(DATA PROVIDED)

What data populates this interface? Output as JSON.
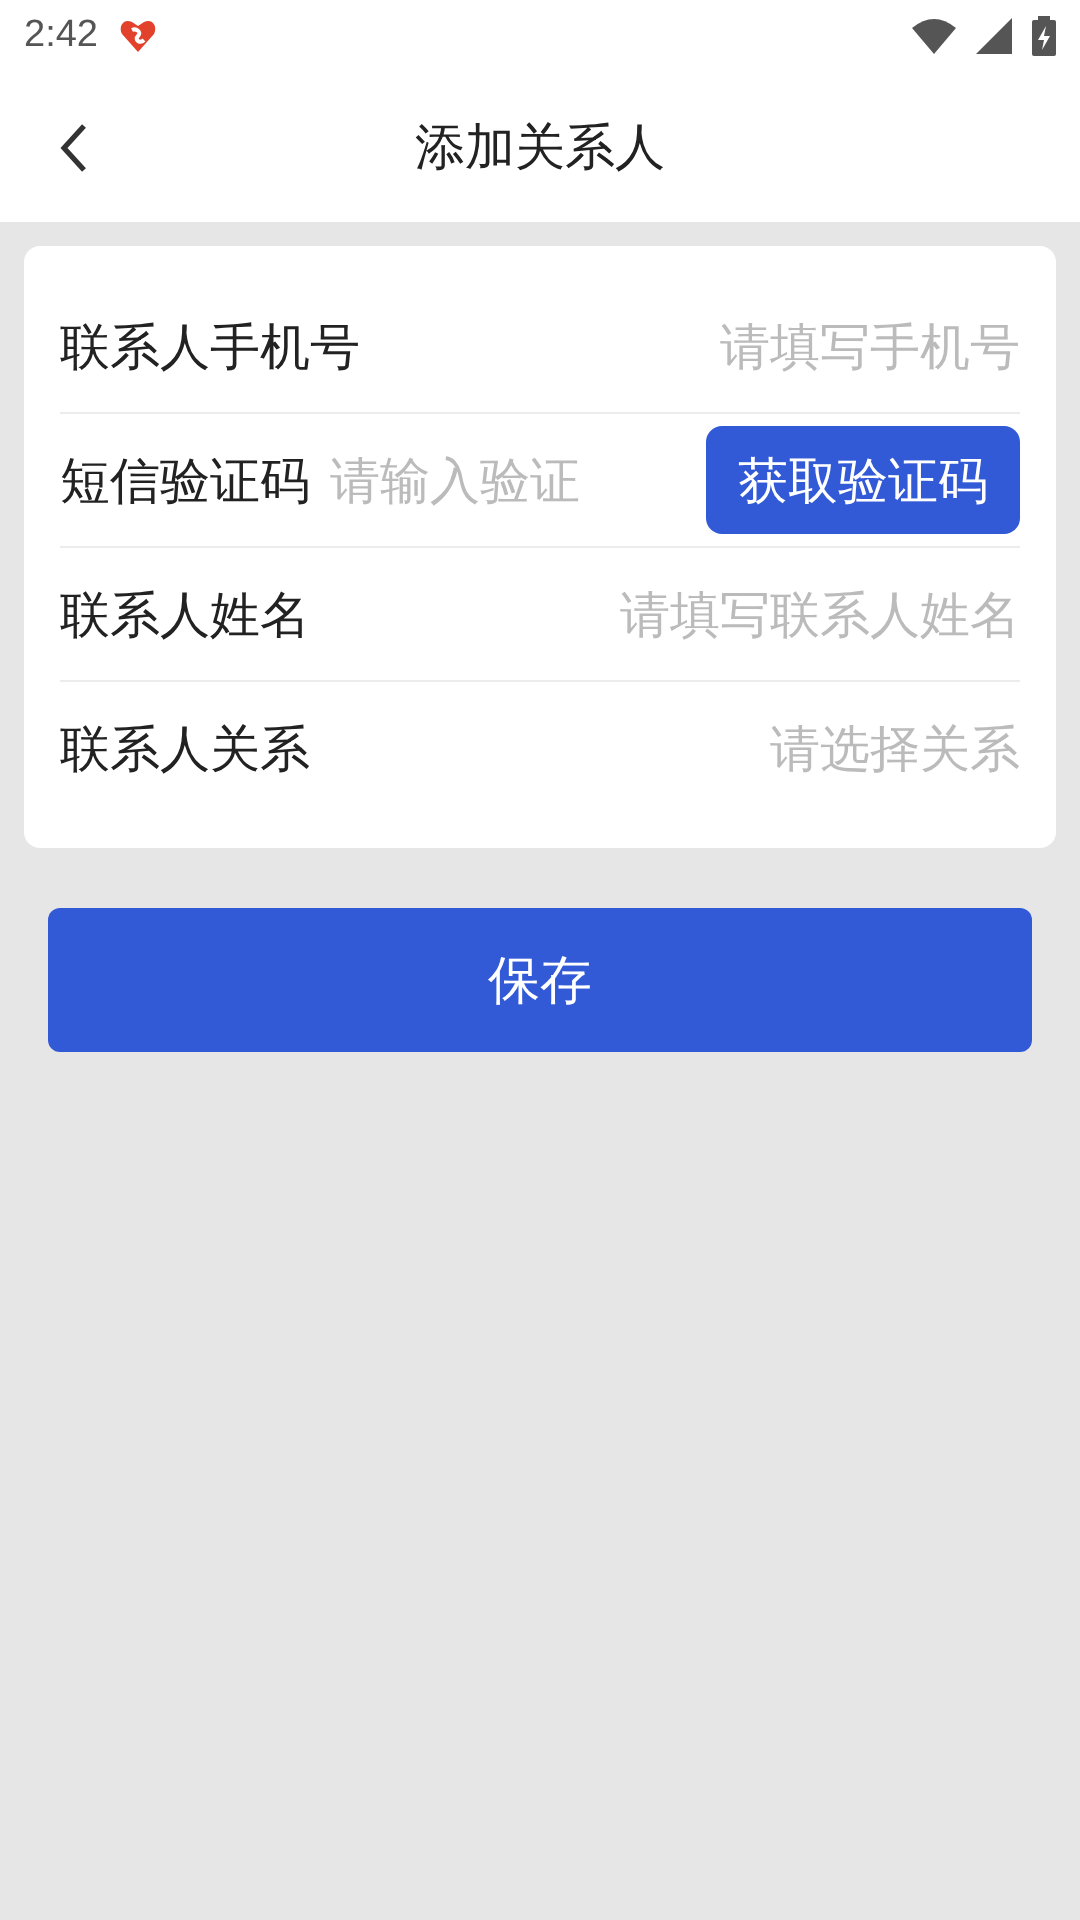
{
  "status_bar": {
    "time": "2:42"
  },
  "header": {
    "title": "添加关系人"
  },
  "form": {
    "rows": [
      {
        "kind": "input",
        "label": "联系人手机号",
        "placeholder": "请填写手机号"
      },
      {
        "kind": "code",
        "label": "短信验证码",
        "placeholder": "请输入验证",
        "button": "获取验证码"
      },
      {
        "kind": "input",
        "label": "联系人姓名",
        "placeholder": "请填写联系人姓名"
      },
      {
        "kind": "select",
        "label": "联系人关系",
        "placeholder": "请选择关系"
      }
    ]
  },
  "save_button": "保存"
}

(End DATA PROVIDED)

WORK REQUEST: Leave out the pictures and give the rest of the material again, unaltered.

COMPLETED TASK:
What data populates this interface? Output as JSON.
{
  "status_bar": {
    "time": "2:42"
  },
  "header": {
    "title": "添加关系人"
  },
  "form": {
    "rows": [
      {
        "kind": "input",
        "label": "联系人手机号",
        "placeholder": "请填写手机号"
      },
      {
        "kind": "code",
        "label": "短信验证码",
        "placeholder": "请输入验证",
        "button": "获取验证码"
      },
      {
        "kind": "input",
        "label": "联系人姓名",
        "placeholder": "请填写联系人姓名"
      },
      {
        "kind": "select",
        "label": "联系人关系",
        "placeholder": "请选择关系"
      }
    ]
  },
  "save_button": "保存"
}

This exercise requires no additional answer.